TRUE as being CORRECT or already corrected.
Another handy memory aid, CAN DEAD MEN
VOTE TWICE, gives the key to the problem of
changing from one to the other. Each word in our
memory aid represents a word in our problem, as
Variation and deviation are always given as
EASTERLY or WESTERLY errors, and when
CORRECTING (converting from compass to true),
ADD easterly errors, and SUBTRACT westerly errors.
When UNCORRECTING (converting from true to
compass), SUBTRACT easterly errors, and ADD
Suppose the true course, taken from a chart, is 095°;
variation, taken from the same chart, is 2° westerly; and
deviation, taken from the deviation table, is 3° westerly.
Now work the problem. Put down the things you know
Do not forget the W (for westerly) or E (for easterly);
otherwise you will not know whether to add or subtract
the error. Now, true course was given, and we want to
find compass course. We are uncorrecting; therefore, we
add westerly errors and subtract easterly errors. Both
errors are westerly, so we add them both.
Compass course is 100°.
Let us now set up a problem converting compass
course to true course. We have given compass 193°,
variation 7° easterly, and deviation 2° westerly.
This time we are correcting; therefore, we add
easterly and subtract westerly errors.
After a little practice, you can work these problems
in your head. Because it is compass course or true course
you are interested in, find the algebraic sum of the two
errors. An algebraic sum is obtained by adding the two
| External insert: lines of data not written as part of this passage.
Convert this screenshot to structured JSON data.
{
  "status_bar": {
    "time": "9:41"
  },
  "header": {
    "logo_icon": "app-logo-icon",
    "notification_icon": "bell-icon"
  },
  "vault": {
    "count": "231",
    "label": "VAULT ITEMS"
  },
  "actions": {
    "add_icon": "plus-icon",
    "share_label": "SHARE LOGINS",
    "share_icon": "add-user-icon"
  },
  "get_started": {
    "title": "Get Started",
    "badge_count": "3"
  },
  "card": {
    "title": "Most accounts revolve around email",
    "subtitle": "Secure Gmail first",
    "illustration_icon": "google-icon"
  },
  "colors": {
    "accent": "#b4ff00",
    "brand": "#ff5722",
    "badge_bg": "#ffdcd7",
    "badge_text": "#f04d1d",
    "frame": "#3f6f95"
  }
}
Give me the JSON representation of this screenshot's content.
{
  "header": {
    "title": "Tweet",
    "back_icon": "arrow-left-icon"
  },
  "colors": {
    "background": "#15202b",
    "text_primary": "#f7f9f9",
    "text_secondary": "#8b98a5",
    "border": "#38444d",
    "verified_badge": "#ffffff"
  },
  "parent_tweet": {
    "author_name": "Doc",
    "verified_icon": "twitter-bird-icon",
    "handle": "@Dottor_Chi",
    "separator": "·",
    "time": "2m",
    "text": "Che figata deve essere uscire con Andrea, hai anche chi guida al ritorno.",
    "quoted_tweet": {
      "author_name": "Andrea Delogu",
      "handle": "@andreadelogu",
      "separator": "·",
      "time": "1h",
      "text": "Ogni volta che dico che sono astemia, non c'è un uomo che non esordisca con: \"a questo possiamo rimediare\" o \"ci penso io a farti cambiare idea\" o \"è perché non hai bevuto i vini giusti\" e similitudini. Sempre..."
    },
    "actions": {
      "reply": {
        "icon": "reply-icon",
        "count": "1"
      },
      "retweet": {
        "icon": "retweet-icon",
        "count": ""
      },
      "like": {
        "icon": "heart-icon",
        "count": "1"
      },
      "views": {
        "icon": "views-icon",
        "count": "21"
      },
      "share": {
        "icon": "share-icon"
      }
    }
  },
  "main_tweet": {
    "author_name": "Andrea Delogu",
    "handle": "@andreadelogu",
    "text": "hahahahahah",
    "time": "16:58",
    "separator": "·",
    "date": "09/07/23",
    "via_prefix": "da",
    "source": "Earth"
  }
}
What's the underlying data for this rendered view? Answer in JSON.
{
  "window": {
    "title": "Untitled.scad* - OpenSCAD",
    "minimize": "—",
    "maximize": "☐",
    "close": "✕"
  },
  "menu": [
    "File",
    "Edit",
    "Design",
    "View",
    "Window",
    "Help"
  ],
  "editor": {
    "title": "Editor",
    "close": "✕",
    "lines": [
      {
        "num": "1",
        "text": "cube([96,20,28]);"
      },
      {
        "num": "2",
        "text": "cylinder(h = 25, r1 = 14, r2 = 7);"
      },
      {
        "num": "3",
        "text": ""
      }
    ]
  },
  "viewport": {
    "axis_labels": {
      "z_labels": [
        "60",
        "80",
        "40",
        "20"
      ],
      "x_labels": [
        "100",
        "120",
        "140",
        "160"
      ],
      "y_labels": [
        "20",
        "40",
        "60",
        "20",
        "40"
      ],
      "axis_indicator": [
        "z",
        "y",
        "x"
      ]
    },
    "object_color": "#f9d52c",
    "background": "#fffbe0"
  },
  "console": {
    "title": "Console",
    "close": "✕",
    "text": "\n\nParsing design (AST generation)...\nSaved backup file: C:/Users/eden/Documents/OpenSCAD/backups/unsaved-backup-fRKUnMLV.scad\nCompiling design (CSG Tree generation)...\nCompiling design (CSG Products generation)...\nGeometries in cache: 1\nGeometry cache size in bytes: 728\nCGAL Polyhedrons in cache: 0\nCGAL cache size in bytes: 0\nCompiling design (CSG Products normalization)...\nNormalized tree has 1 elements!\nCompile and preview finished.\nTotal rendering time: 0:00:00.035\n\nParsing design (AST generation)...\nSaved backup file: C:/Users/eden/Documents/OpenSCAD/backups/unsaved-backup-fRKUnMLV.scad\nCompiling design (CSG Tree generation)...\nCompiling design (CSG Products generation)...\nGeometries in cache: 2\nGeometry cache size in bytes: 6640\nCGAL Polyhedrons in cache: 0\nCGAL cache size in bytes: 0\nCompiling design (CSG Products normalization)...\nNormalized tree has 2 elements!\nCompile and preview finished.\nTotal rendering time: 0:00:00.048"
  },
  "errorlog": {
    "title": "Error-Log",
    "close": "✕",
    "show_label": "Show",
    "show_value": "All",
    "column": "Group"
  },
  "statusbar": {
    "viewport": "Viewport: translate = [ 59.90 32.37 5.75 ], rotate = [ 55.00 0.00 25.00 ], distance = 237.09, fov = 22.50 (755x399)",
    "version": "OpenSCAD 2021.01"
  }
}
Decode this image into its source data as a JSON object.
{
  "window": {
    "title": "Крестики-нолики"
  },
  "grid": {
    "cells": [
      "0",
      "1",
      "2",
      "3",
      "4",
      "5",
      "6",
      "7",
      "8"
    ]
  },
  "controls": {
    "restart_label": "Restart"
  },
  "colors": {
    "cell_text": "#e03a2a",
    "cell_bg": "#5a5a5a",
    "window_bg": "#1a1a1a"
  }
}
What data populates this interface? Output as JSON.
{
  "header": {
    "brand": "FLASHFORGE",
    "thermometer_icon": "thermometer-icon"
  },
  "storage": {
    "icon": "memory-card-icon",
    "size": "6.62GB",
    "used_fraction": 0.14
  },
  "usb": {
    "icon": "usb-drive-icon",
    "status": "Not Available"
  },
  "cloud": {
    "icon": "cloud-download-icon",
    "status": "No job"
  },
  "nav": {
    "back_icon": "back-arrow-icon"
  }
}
errors if they are in the same direction, or subtracting
the smaller error from the larger error if they are in
opposite directions. The total error then is added to, or
subtracted from, whichever course is given.
In many boats, deviation is very small or
nonexistent; and when this is true, merely apply
variation and you have your answer. In some boats,
however, the motor and the other metal objects do cause
deviation. These boats must be swung, deviation tables
made out, and the date used when correcting the
RULES OF THE ROAD
LEARNING OBJECTIVES: List and explain
the basic Rules of the Road. Identify and list
International Rules of the Road are specific rules for
all vessels while on the high seas and in connecting
waters that are navigable by seagoing vessels. The
Inland Rules apply to all vessels operating on the inland
waters of the United States, and to vessels of the United
States operating on the Canadian waters of the Great
Lakes (to the extent that there is no conflict with
As a Seaman, you will need a basic knowledge of
the Rules of the Road for boat operation.
The International Rules were formalized at the
convention on the International Regulations for
Preventing Collisions at Sea, 1972. These rules are
commonly called 72 COLREGS.
The Inland Rules discussed in this chapter replace
the old Inland Rules, Western River Rules, Great Lakes
Rules, their respective pilot rules, and parts of the
Motorboat Act of 1940. Many of the old navigation rules
were enacted in the last century. Occasionally,
provisions were added to cope with the increasing
complexities of water transportation. Eventually, the
navigation rules for the United States inland waterways
became such a confusing patchwork of requirements
that in the 1960s several unsuccessful attempts were